» Work to be completed: A single number is required: how many lines below include the string "Открыть".

» Dataset rows for apps and sites:
══════

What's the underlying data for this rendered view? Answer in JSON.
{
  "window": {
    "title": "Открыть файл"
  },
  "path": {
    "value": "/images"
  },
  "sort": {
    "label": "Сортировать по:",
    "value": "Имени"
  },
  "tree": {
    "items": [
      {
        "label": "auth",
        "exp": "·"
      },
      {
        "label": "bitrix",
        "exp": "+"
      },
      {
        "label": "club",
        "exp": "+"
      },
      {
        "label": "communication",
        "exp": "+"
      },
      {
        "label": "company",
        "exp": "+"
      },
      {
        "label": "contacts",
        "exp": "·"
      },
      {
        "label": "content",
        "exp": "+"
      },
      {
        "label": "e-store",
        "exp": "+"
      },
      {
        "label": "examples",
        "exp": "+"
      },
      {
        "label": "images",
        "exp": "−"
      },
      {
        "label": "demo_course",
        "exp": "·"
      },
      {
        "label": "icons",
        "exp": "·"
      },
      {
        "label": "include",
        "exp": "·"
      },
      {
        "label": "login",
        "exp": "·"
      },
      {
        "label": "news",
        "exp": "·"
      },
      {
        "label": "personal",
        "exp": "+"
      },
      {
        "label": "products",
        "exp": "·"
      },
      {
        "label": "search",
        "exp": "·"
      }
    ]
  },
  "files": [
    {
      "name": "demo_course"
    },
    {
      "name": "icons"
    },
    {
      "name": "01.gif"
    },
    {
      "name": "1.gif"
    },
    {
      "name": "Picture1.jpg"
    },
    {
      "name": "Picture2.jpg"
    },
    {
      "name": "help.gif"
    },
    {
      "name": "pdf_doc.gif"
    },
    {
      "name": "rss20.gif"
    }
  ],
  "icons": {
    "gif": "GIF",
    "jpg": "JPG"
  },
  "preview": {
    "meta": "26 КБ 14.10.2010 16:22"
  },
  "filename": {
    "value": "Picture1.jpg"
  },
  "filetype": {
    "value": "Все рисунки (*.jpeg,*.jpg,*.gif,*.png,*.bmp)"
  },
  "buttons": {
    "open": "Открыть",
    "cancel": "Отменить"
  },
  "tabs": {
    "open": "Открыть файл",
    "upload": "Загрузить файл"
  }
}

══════

» Answer: 3